It is a rare privilege to grow from infancy to maturity within this vast body of work. In many ways, John’s paintings have the ability to distort and play with time. The joyful immediacy of his mark conceals the gravitas that forms the bedrock of six decades of painting. Watching the work at firsthand, I can say that the iconic fluidity of his line, his seamless pleasure (and success) in life, and what seemed like a rolling cavalcade of great and major works of art took tremendous drive and concentration.
Its smudged, cadmium yellow face keeps reinventing itself in the forms of giant paella pans, ponds, inland lakes, swollen valleys and the adventurous line that could never draw a perfect circle. As he often described it, ‘The line that takes itself for a walk’.

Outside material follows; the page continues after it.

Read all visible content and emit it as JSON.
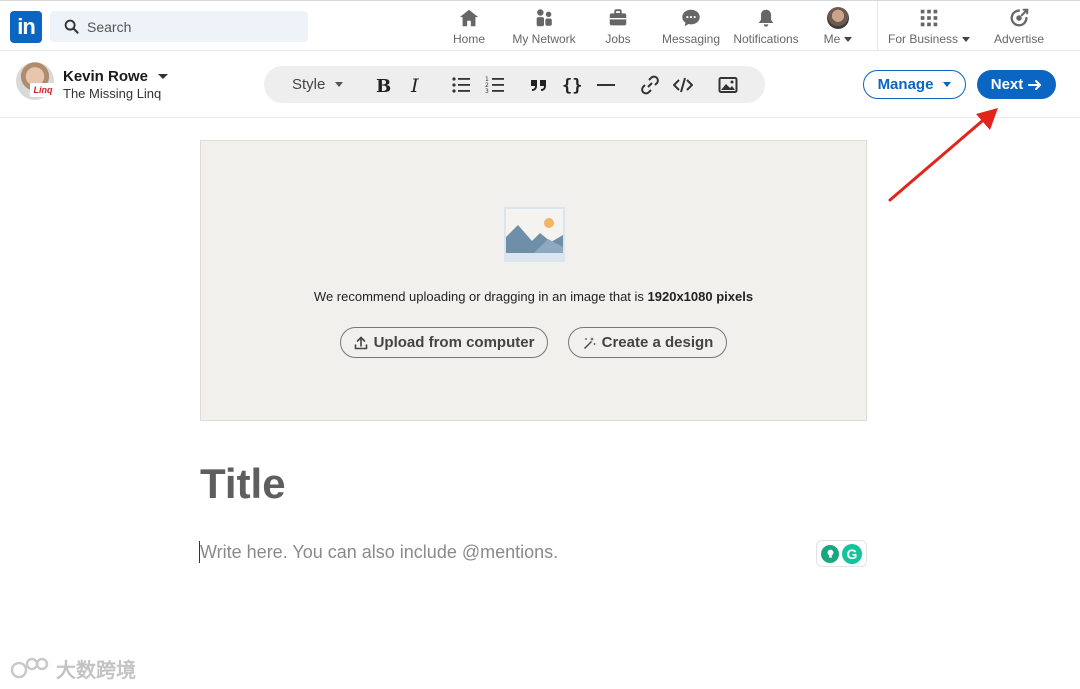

It is well known that my father likes to traverse the Australian interior from above. On my first aerial journey with him to Lake Eyre / Kati Thander, in my thirties, I saw the land through a different eye. Here was supposed desolate isolation, teeming with life. Here, as the intricate map, the delicate palette, I saw the winding sensuality of the pink salt flats, the energy of perpetually lapping waves. All that apprehension about the dry interior dissolved and here was a haiku and a hurrah. Such a flat land can only be accurately described from above and yet I feel John Olsen has done so much more than evolve a convex picture plane in macrocosmic detail. What he manages is the simultaneous experience of vast space: you’ve got to look at it all and that’s tough painting and it is contemporary.
John Olsen is not an abstract artist; he is one of the great evocative painters. His link to poetry is his other great strength. I feel he has been gifted in his ability to understand beauty and still praise the ugly, the uneven, the difficult. His work also spans and masters many disciplines. A passionate collector once hailed him ‘the Picasso of Australia’, a patently throwaway remark, and yet effectively like Picasso he has mastered and never faltered in any of his chosen mediums. Even ceramics. The idiosyncrasy of his mark is inherent everywhere.
People see pain as profound and pleasure as mildly suspicious, yet both are present in equal measure in the work of John Olsen, you just need to excavate a bit deeper.
Everything my father touches is full of passion, intensity, truth and curiosity. The child is always alive. All my life he’s been watching, absorbing and doing much more than just taking notes. So often he has been known by his motto, ‘I am in the landscape and the landscape is in me’. That line, over time, became indivisible with his artistic identity and in the process he changed the face of how we see this terrain. He changed the very essence of what modern landscape painting is by shrinking the sky, turning his back on conventional geometry, speaking his own language and always returning to the egg-yolk magnetic energy of the sun.
In death brings new life. This work is a celebration of human life and nature. Through the melancholy there is subsequent rebirth and its reward is truth and substance in joy.
Tim Olsen, 2017